[Description of the task]
Every entry below is to be copied exactly, apart from any picture it holds.

[Dataset records]
=== Section Start ===
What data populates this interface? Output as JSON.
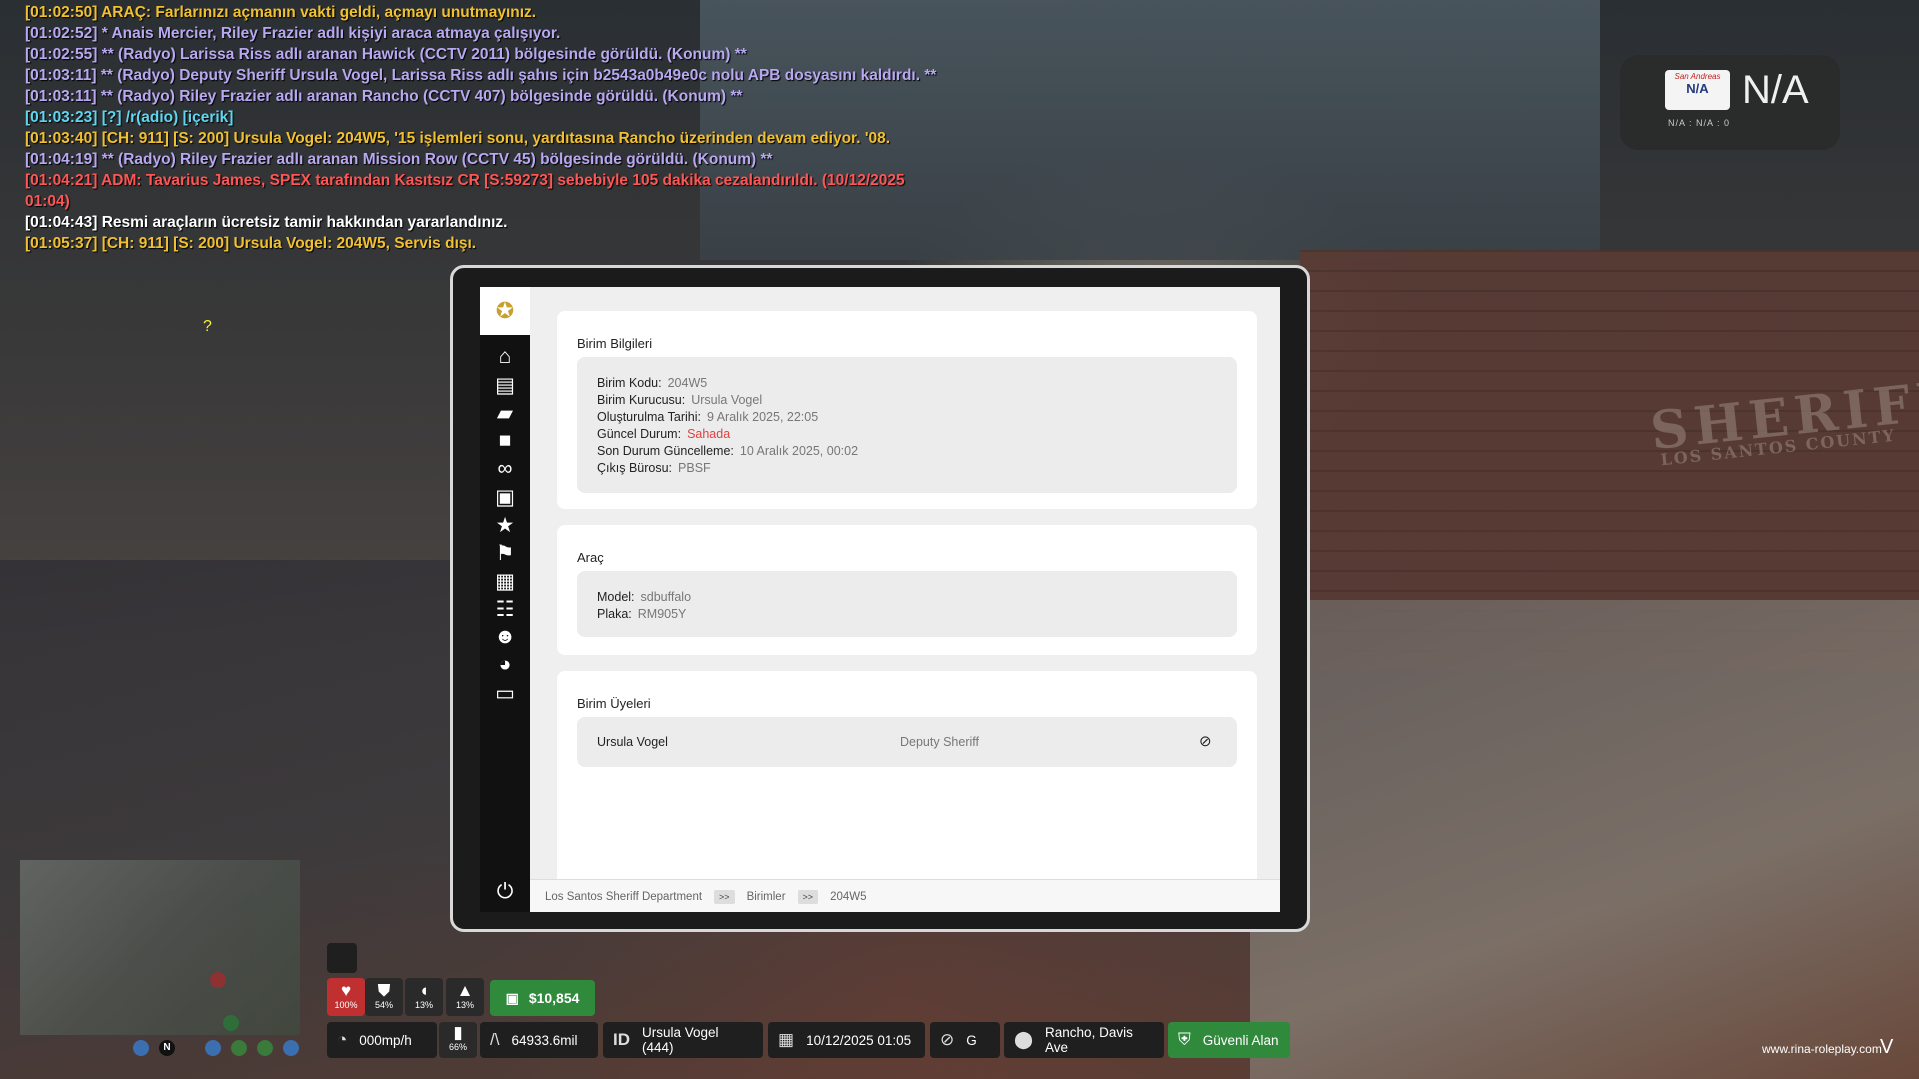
{
  "chat": [
    {
      "time": "[01:02:50]",
      "text": "ARAÇ: Farlarınızı açmanın vakti geldi, açmayı unutmayınız.",
      "color": "yellow"
    },
    {
      "time": "[01:02:52]",
      "text": "* Anais Mercier, Riley Frazier adlı kişiyi araca atmaya çalışıyor.",
      "color": "purple"
    },
    {
      "time": "[01:02:55]",
      "text": "** (Radyo) Larissa Riss adlı aranan Hawick (CCTV 2011) bölgesinde görüldü. (Konum) **",
      "color": "purple"
    },
    {
      "time": "[01:03:11]",
      "text": "** (Radyo) Deputy Sheriff Ursula Vogel, Larissa Riss adlı şahıs için b2543a0b49e0c nolu APB dosyasını kaldırdı. **",
      "color": "purple"
    },
    {
      "time": "[01:03:11]",
      "text": "** (Radyo) Riley Frazier adlı aranan Rancho (CCTV 407) bölgesinde görüldü. (Konum) **",
      "color": "purple"
    },
    {
      "time": "[01:03:23]",
      "text": "[?] /r(adio) [içerik]",
      "color": "cyan"
    },
    {
      "time": "[01:03:40]",
      "text": "[CH: 911] [S: 200] Ursula Vogel: 204W5, '15 işlemleri sonu, yardıtasına Rancho üzerinden devam ediyor. '08.",
      "color": "yellow"
    },
    {
      "time": "[01:04:19]",
      "text": "** (Radyo) Riley Frazier adlı aranan Mission Row (CCTV 45) bölgesinde görüldü. (Konum) **",
      "color": "purple"
    },
    {
      "time": "[01:04:21]",
      "text": "ADM: Tavarius James, SPEX tarafından Kasıtsız CR [S:59273] sebebiyle 105 dakika cezalandırıldı. (10/12/2025",
      "color": "red"
    },
    {
      "time": "",
      "text": "01:04)",
      "color": "red"
    },
    {
      "time": "[01:04:43]",
      "text": "Resmi araçların ücretsiz tamir hakkından yararlandınız.",
      "color": "white"
    },
    {
      "time": "[01:05:37]",
      "text": "[CH: 911] [S: 200] Ursula Vogel: 204W5, Servis dışı.",
      "color": "yellow"
    }
  ],
  "tablet": {
    "unit_info": {
      "title": "Birim Bilgileri",
      "fields": [
        {
          "label": "Birim Kodu:",
          "value": "204W5"
        },
        {
          "label": "Birim Kurucusu:",
          "value": "Ursula Vogel"
        },
        {
          "label": "Oluşturulma Tarihi:",
          "value": "9 Aralık 2025, 22:05"
        },
        {
          "label": "Güncel Durum:",
          "value": "Sahada"
        },
        {
          "label": "Son Durum Güncelleme:",
          "value": "10 Aralık 2025, 00:02"
        },
        {
          "label": "Çıkış Bürosu:",
          "value": "PBSF"
        }
      ]
    },
    "vehicle": {
      "title": "Araç",
      "model_label": "Model:",
      "model_value": "sdbuffalo",
      "plate_label": "Plaka:",
      "plate_value": "RM905Y"
    },
    "members": {
      "title": "Birim Üyeleri",
      "rows": [
        {
          "name": "Ursula Vogel",
          "rank": "Deputy Sheriff"
        }
      ]
    },
    "breadcrumb": [
      "Los Santos Sheriff Department",
      "Birimler",
      "204W5"
    ],
    "breadcrumb_sep": ">>",
    "sidebar_icons": [
      "home-icon",
      "notes-icon",
      "folder-icon",
      "lock-icon",
      "binoculars-icon",
      "briefcase-icon",
      "star-icon",
      "flag-icon",
      "clipboard-icon",
      "users-icon",
      "user-icon",
      "gauge-icon",
      "archive-icon"
    ]
  },
  "plate_widget": {
    "state": "San Andreas",
    "plate": "N/A",
    "big": "N/A",
    "sub": "N/A : N/A : 0"
  },
  "hud": {
    "health": "100%",
    "armor": "54%",
    "hunger": "13%",
    "thirst": "13%",
    "money": "$10,854",
    "speed": "000mp/h",
    "fuel": "66%",
    "distance": "64933.6mil",
    "id_label": "ID",
    "player": "Ursula Vogel (444)",
    "datetime": "10/12/2025 01:05",
    "heading": "G",
    "location": "Rancho, Davis Ave",
    "zone": "Güvenli Alan",
    "minimap_n": "N"
  },
  "site": "www.rina-roleplay.com",
  "sheriff_wall": "SHERIFF",
  "sheriff_wall_sub": "LOS SANTOS COUNTY",
  "qmark": "?"
}
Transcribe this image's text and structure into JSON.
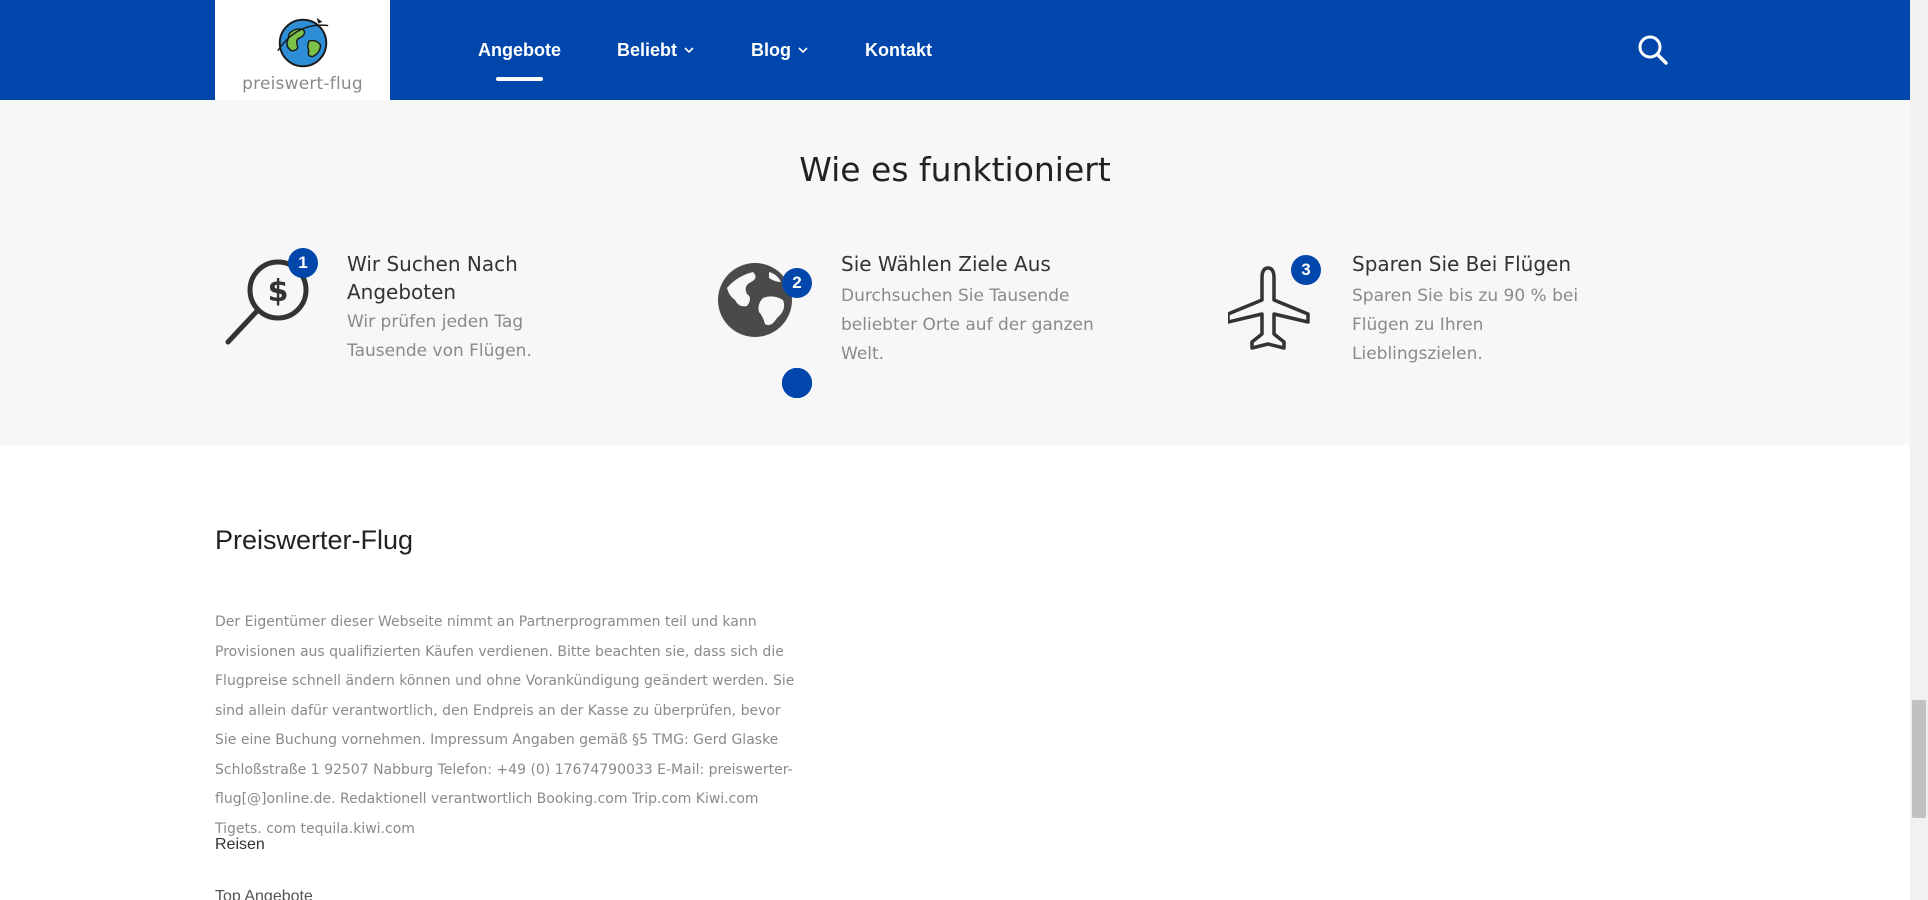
{
  "header": {
    "logo_text": "preiswert-flug",
    "nav": [
      {
        "label": "Angebote",
        "active": true,
        "dropdown": false
      },
      {
        "label": "Beliebt",
        "active": false,
        "dropdown": true
      },
      {
        "label": "Blog",
        "active": false,
        "dropdown": true
      },
      {
        "label": "Kontakt",
        "active": false,
        "dropdown": false
      }
    ],
    "search_icon": "search-icon",
    "brand_color": "#0046ab"
  },
  "how_it_works": {
    "title": "Wie es funktioniert",
    "steps": [
      {
        "number": "1",
        "icon": "search-dollar-icon",
        "title": "Wir Suchen Nach Angeboten",
        "description": "Wir prüfen jeden Tag Tausende von Flügen."
      },
      {
        "number": "2",
        "icon": "globe-icon",
        "title": "Sie Wählen Ziele Aus",
        "description": "Durchsuchen Sie Tausende beliebter Orte auf der ganzen Welt."
      },
      {
        "number": "3",
        "icon": "airplane-icon",
        "title": "Sparen Sie Bei Flügen",
        "description": "Sparen Sie bis zu 90 % bei Flügen zu Ihren Lieblingszielen."
      }
    ]
  },
  "footer": {
    "title": "Preiswerter-Flug",
    "body": "Der Eigentümer dieser Webseite nimmt an Partnerprogrammen teil und kann Provisionen aus qualifizierten Käufen verdienen. Bitte beachten sie, dass sich die Flugpreise schnell ändern können und ohne Vorankündigung geändert werden. Sie sind allein dafür verantwortlich, den Endpreis an der Kasse zu überprüfen, bevor Sie eine Buchung vornehmen. Impressum Angaben gemäß §5 TMG: Gerd Glaske Schloßstraße 1 92507 Nabburg Telefon: +49 (0) 17674790033 E-Mail: preiswerter-flug[@]online.de. Redaktionell verantwortlich Booking.com Trip.com Kiwi.com Tigets. com tequila.kiwi.com",
    "reisen_label": "Reisen",
    "top_label": "Top Angebote"
  }
}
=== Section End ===
[Exercise answer]
What data populates this interface? Output as JSON.
{
  "chat": [
    {
      "time": "[01:02:50]",
      "text": "ARAÇ: Farlarınızı açmanın vakti geldi, açmayı unutmayınız.",
      "color": "yellow"
    },
    {
      "time": "[01:02:52]",
      "text": "* Anais Mercier, Riley Frazier adlı kişiyi araca atmaya çalışıyor.",
      "color": "purple"
    },
    {
      "time": "[01:02:55]",
      "text": "** (Radyo) Larissa Riss adlı aranan Hawick (CCTV 2011) bölgesinde görüldü. (Konum) **",
      "color": "purple"
    },
    {
      "time": "[01:03:11]",
      "text": "** (Radyo) Deputy Sheriff Ursula Vogel, Larissa Riss adlı şahıs için b2543a0b49e0c nolu APB dosyasını kaldırdı. **",
      "color": "purple"
    },
    {
      "time": "[01:03:11]",
      "text": "** (Radyo) Riley Frazier adlı aranan Rancho (CCTV 407) bölgesinde görüldü. (Konum) **",
      "color": "purple"
    },
    {
      "time": "[01:03:23]",
      "text": "[?] /r(adio) [içerik]",
      "color": "cyan"
    },
    {
      "time": "[01:03:40]",
      "text": "[CH: 911] [S: 200] Ursula Vogel: 204W5, '15 işlemleri sonu, yardıtasına Rancho üzerinden devam ediyor. '08.",
      "color": "yellow"
    },
    {
      "time": "[01:04:19]",
      "text": "** (Radyo) Riley Frazier adlı aranan Mission Row (CCTV 45) bölgesinde görüldü. (Konum) **",
      "color": "purple"
    },
    {
      "time": "[01:04:21]",
      "text": "ADM: Tavarius James, SPEX tarafından Kasıtsız CR [S:59273] sebebiyle 105 dakika cezalandırıldı. (10/12/2025",
      "color": "red"
    },
    {
      "time": "",
      "text": "01:04)",
      "color": "red"
    },
    {
      "time": "[01:04:43]",
      "text": "Resmi araçların ücretsiz tamir hakkından yararlandınız.",
      "color": "white"
    },
    {
      "time": "[01:05:37]",
      "text": "[CH: 911] [S: 200] Ursula Vogel: 204W5, Servis dışı.",
      "color": "yellow"
    }
  ],
  "tablet": {
    "unit_info": {
      "title": "Birim Bilgileri",
      "fields": [
        {
          "label": "Birim Kodu:",
          "value": "204W5"
        },
        {
          "label": "Birim Kurucusu:",
          "value": "Ursula Vogel"
        },
        {
          "label": "Oluşturulma Tarihi:",
          "value": "9 Aralık 2025, 22:05"
        },
        {
          "label": "Güncel Durum:",
          "value": "Sahada"
        },
        {
          "label": "Son Durum Güncelleme:",
          "value": "10 Aralık 2025, 00:02"
        },
        {
          "label": "Çıkış Bürosu:",
          "value": "PBSF"
        }
      ]
    },
    "vehicle": {
      "title": "Araç",
      "model_label": "Model:",
      "model_value": "sdbuffalo",
      "plate_label": "Plaka:",
      "plate_value": "RM905Y"
    },
    "members": {
      "title": "Birim Üyeleri",
      "rows": [
        {
          "name": "Ursula Vogel",
          "rank": "Deputy Sheriff"
        }
      ]
    },
    "breadcrumb": [
      "Los Santos Sheriff Department",
      "Birimler",
      "204W5"
    ],
    "breadcrumb_sep": ">>",
    "sidebar_icons": [
      "home-icon",
      "notes-icon",
      "folder-icon",
      "lock-icon",
      "binoculars-icon",
      "briefcase-icon",
      "star-icon",
      "flag-icon",
      "clipboard-icon",
      "users-icon",
      "user-icon",
      "gauge-icon",
      "archive-icon"
    ]
  },
  "plate_widget": {
    "state": "San Andreas",
    "plate": "N/A",
    "big": "N/A",
    "sub": "N/A : N/A : 0"
  },
  "hud": {
    "health": "100%",
    "armor": "54%",
    "hunger": "13%",
    "thirst": "13%",
    "money": "$10,854",
    "speed": "000mp/h",
    "fuel": "66%",
    "distance": "64933.6mil",
    "id_label": "ID",
    "player": "Ursula Vogel (444)",
    "datetime": "10/12/2025 01:05",
    "heading": "G",
    "location": "Rancho, Davis Ave",
    "zone": "Güvenli Alan",
    "minimap_n": "N"
  },
  "site": "www.rina-roleplay.com",
  "sheriff_wall": "SHERIFF",
  "sheriff_wall_sub": "LOS SANTOS COUNTY",
  "qmark": "?"
}
Transcribe this image's text and structure into JSON.
{
  "header": {
    "logo_text": "preiswert-flug",
    "nav": [
      {
        "label": "Angebote",
        "active": true,
        "dropdown": false
      },
      {
        "label": "Beliebt",
        "active": false,
        "dropdown": true
      },
      {
        "label": "Blog",
        "active": false,
        "dropdown": true
      },
      {
        "label": "Kontakt",
        "active": false,
        "dropdown": false
      }
    ],
    "search_icon": "search-icon",
    "brand_color": "#0046ab"
  },
  "how_it_works": {
    "title": "Wie es funktioniert",
    "steps": [
      {
        "number": "1",
        "icon": "search-dollar-icon",
        "title": "Wir Suchen Nach Angeboten",
        "description": "Wir prüfen jeden Tag Tausende von Flügen."
      },
      {
        "number": "2",
        "icon": "globe-icon",
        "title": "Sie Wählen Ziele Aus",
        "description": "Durchsuchen Sie Tausende beliebter Orte auf der ganzen Welt."
      },
      {
        "number": "3",
        "icon": "airplane-icon",
        "title": "Sparen Sie Bei Flügen",
        "description": "Sparen Sie bis zu 90 % bei Flügen zu Ihren Lieblingszielen."
      }
    ]
  },
  "footer": {
    "title": "Preiswerter-Flug",
    "body": "Der Eigentümer dieser Webseite nimmt an Partnerprogrammen teil und kann Provisionen aus qualifizierten Käufen verdienen. Bitte beachten sie, dass sich die Flugpreise schnell ändern können und ohne Vorankündigung geändert werden. Sie sind allein dafür verantwortlich, den Endpreis an der Kasse zu überprüfen, bevor Sie eine Buchung vornehmen. Impressum Angaben gemäß §5 TMG: Gerd Glaske Schloßstraße 1 92507 Nabburg Telefon: +49 (0) 17674790033 E-Mail: preiswerter-flug[@]online.de. Redaktionell verantwortlich Booking.com Trip.com Kiwi.com Tigets. com tequila.kiwi.com",
    "reisen_label": "Reisen",
    "top_label": "Top Angebote"
  }
}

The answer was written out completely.